▶ Material provided:
——————————

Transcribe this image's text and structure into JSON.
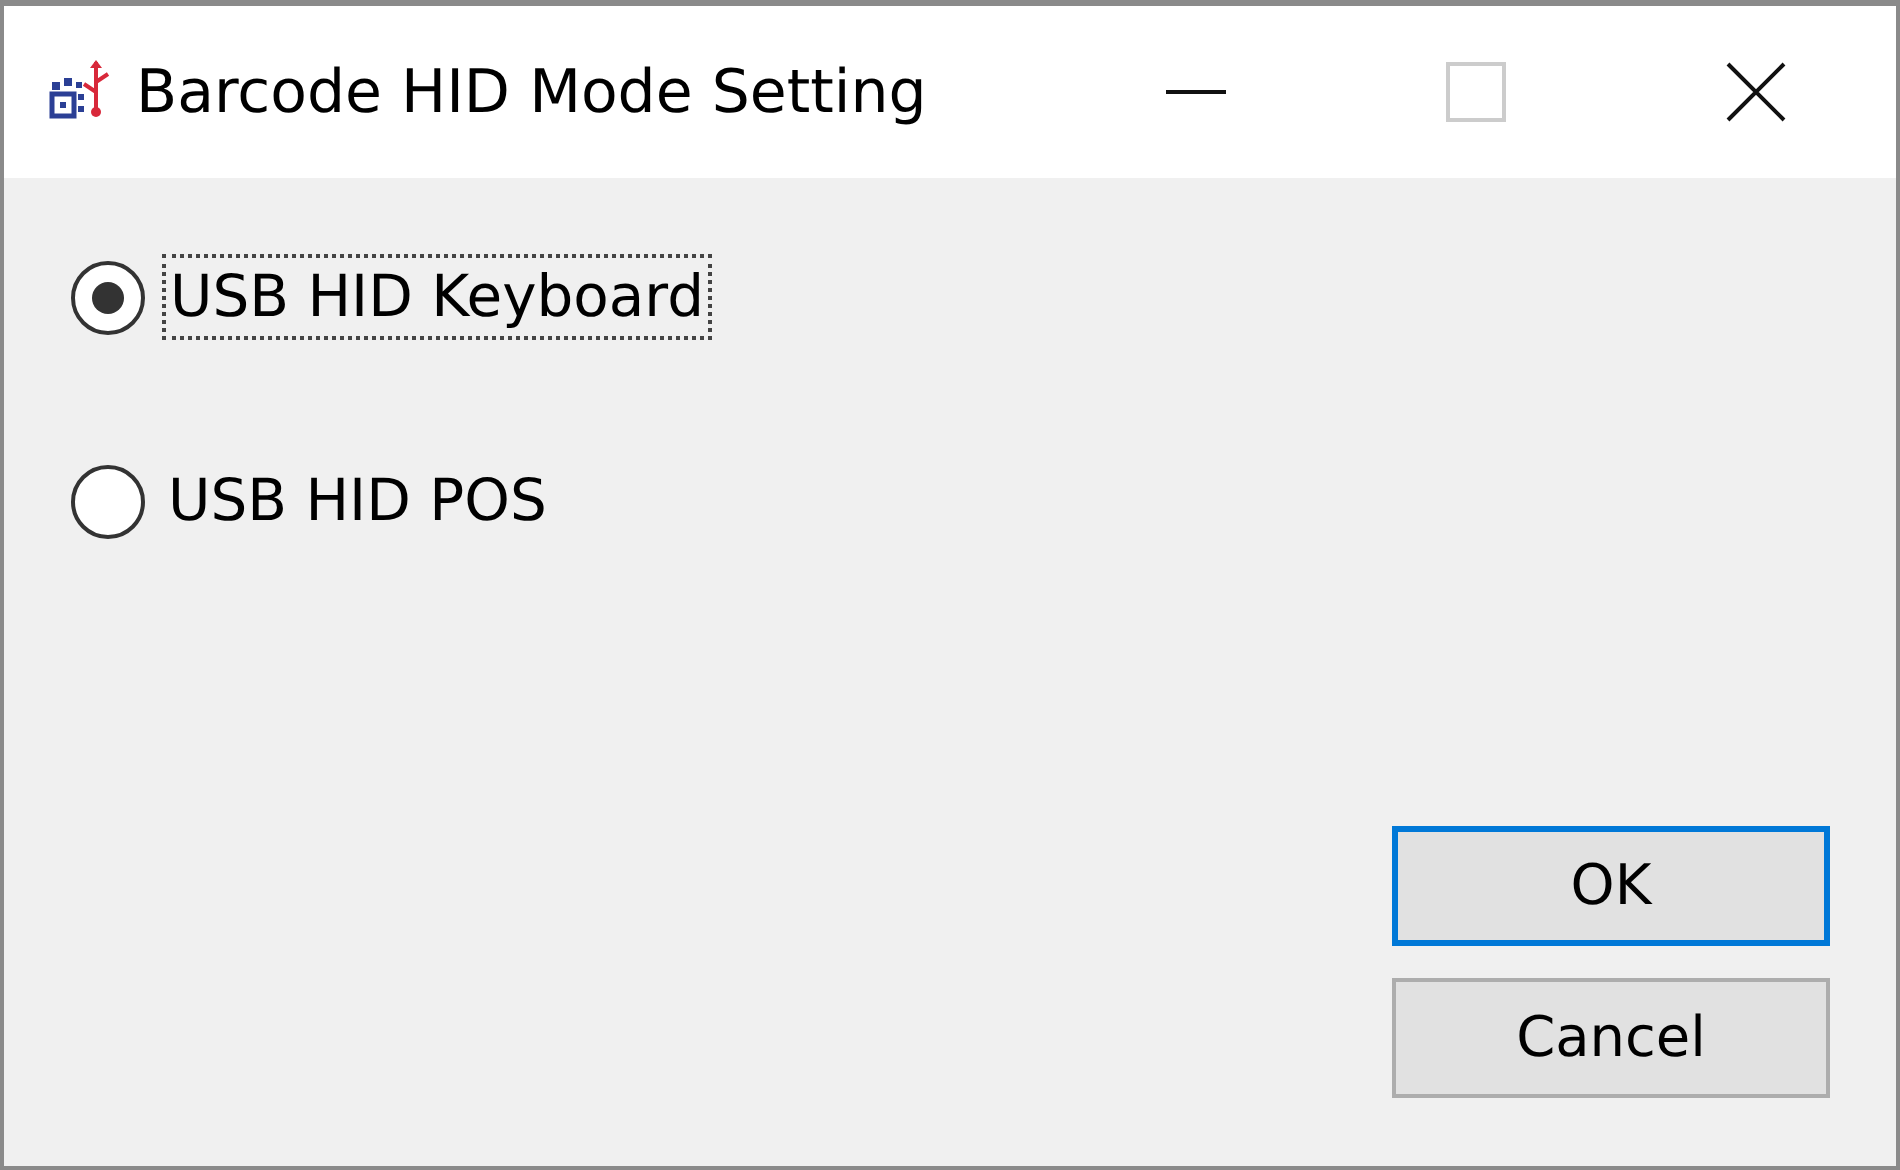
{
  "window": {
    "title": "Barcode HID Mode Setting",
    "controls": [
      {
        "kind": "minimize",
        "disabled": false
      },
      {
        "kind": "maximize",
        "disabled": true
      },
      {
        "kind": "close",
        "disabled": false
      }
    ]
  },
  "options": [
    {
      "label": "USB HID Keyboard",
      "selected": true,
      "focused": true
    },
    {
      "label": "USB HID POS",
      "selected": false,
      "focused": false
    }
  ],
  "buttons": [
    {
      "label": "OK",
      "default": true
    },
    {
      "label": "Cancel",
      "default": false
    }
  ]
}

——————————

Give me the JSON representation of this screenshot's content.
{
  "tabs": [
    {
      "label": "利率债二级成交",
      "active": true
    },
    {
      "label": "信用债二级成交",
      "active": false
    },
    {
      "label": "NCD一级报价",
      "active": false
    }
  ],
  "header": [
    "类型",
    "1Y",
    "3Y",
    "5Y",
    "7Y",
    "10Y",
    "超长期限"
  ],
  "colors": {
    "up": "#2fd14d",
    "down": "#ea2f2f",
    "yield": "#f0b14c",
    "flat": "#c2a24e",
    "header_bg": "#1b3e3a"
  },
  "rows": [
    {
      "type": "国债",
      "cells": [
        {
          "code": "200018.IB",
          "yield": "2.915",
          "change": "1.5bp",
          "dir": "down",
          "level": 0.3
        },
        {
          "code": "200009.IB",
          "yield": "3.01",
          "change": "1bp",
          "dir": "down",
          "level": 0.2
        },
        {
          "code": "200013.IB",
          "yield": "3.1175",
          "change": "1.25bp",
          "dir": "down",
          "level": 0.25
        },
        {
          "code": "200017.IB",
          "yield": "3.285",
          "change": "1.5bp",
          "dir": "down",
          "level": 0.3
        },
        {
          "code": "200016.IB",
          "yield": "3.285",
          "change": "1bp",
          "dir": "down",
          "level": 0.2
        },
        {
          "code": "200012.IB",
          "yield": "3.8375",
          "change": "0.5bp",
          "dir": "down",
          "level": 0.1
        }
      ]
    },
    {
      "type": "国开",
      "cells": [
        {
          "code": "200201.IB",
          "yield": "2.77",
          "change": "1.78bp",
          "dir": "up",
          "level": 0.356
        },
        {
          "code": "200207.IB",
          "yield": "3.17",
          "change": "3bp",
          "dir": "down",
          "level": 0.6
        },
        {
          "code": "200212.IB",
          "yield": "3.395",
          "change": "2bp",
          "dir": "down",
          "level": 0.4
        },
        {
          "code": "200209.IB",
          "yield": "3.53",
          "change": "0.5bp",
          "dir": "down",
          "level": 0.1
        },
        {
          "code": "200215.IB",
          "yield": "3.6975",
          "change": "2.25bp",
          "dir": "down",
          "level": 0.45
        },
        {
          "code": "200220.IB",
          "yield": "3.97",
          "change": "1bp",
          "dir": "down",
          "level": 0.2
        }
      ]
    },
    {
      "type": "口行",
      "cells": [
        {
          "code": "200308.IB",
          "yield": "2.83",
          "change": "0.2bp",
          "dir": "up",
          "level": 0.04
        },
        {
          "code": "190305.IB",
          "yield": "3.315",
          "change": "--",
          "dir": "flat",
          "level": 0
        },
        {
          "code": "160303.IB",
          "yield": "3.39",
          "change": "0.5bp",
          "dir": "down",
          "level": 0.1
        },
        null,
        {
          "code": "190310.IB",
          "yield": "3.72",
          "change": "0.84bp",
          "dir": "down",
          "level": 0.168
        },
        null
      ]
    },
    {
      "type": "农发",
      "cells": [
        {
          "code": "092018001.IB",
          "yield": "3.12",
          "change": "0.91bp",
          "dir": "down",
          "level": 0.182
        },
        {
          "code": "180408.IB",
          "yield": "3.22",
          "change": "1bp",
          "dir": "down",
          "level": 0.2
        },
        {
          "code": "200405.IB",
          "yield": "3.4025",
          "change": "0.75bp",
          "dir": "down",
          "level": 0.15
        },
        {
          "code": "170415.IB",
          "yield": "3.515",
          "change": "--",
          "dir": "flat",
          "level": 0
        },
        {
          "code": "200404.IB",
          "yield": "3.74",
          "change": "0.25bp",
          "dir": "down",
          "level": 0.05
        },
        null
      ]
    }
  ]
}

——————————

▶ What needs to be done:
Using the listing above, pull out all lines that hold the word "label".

▶ Task answer:
      "label": "USB HID Keyboard",
      "label": "USB HID POS",
      "label": "OK",
      "label": "Cancel",
      "label": "利率债二级成交",
      "label": "信用债二级成交",
      "label": "NCD一级报价",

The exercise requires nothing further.